Custom built by Wheelabrator, design modifications were required to the R3d (V) machine to fit the low headroom at its new home and enhance its safety features.
A team of seven people from Wheelabrator Group worked in conjunction with engineers from Warrington-based RWE and JRC Ispra to tailor the machine.
Mr Smith said: “The team at Wheelabrator Group have been very helpful. Projects such as these are never easy, but our good working relationship has allowed us to tackle the challenges presented together and develop solutions to solve these.
“The nuclear sector is one of the world’s most demanding industries with highly detailed specifications and exacting requirements.”
Located in Area 40 at the Ispra site, the unit replaced the old and obsolete chemical baths. A secondary containment wall and airlock was added to the room to reduce noise levels and aid contamination control.
With a 700 litre capacity, material to be processed in the machine is sealed in 220 litre drums and transferred to the machine via a hydraulic loader. Operators key in commands via a touch screen console located safely outside the secondary containment wall.
The main chamber is equipped with two Ezefit blast wheels, each with six blades and driven by a direct couple motor, which propels the sharp steel grit onto the contaminated components, removing the surface layer including any contamination. A heavy duty steel slatted mill creates a continuous tumbling action to ensure complete coverage of the components in one cycle.

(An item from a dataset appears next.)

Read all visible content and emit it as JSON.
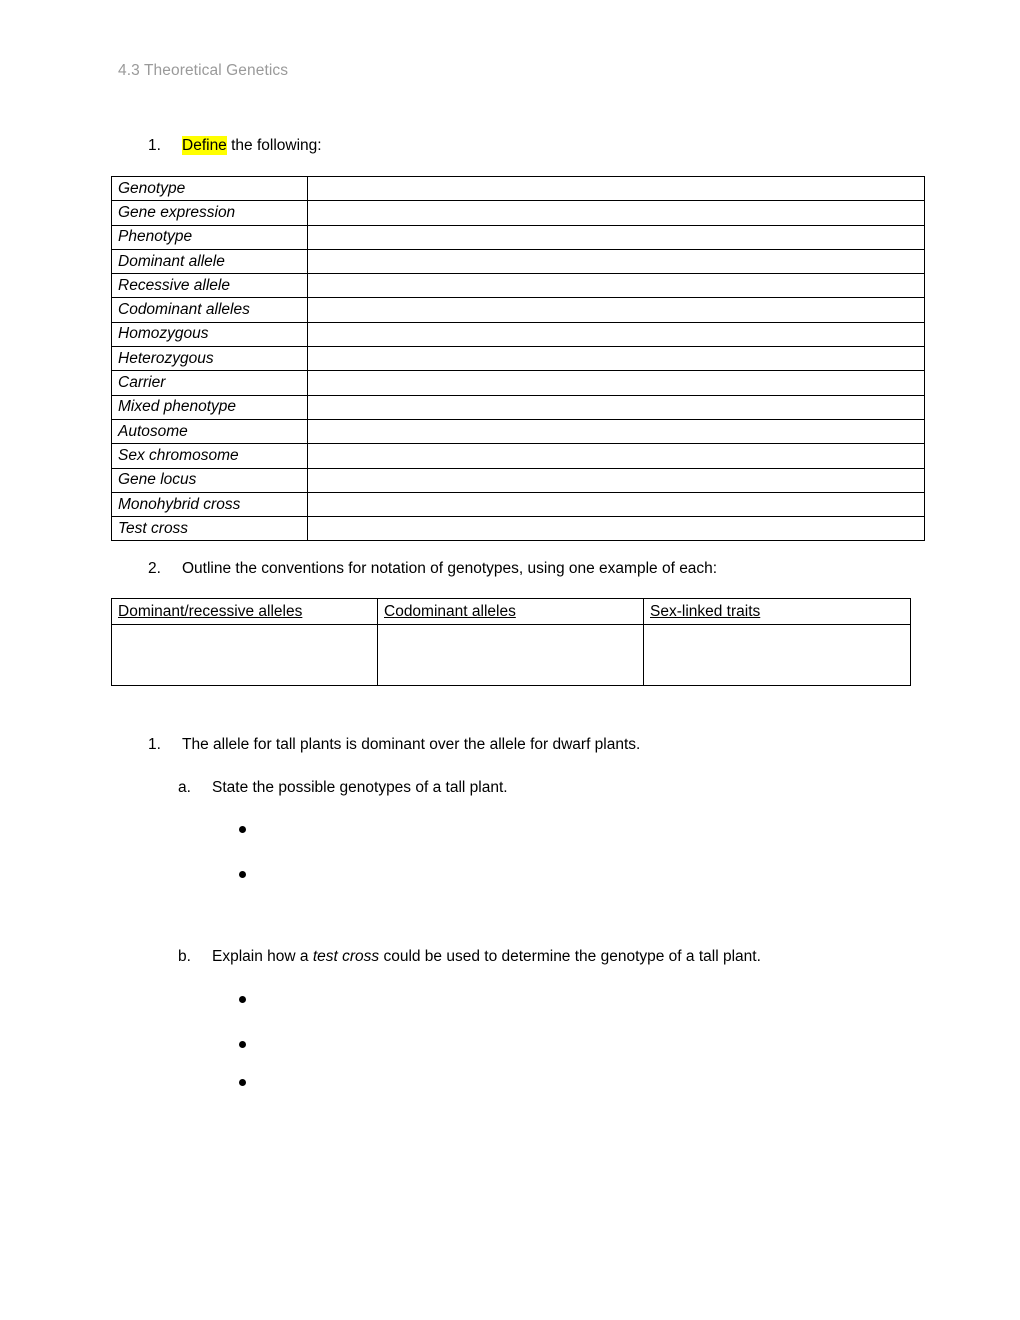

Typically 30 minutes will remove contamination from metal components to below required clearance levels whilst 10 minutes will be sufficient for concrete.
Cleaned off contaminants are then fed to collection bins and the dust created bagged in secure waste drums. These can then be disposed of in accordance with the relevant legislation.
The steel grit is recycled within the machine via an airwash separator with a second magnetic particle separator and cleaned air returned to the room after passing through primary filters and an additional TROX air conditioner.
Lawson Pryke, technical director at Wheelabrator Group, said: “This abrasive blasting decontamination technique can be used to effectively reduce the amount of radioactive waste apparent with larger quantities of contaminated materials. The process produces fully decontaminated materials suitable for release, leaving a small amount of contaminated material in the form of dust, fines and paint residue, with reduced requirements for treatment and disposal.”
A four-day training course was provided onsite to all employees operating the machine. Installation, proving, spares and service is supplied by the group’s aftersales specialists, Wheelabrator Plus.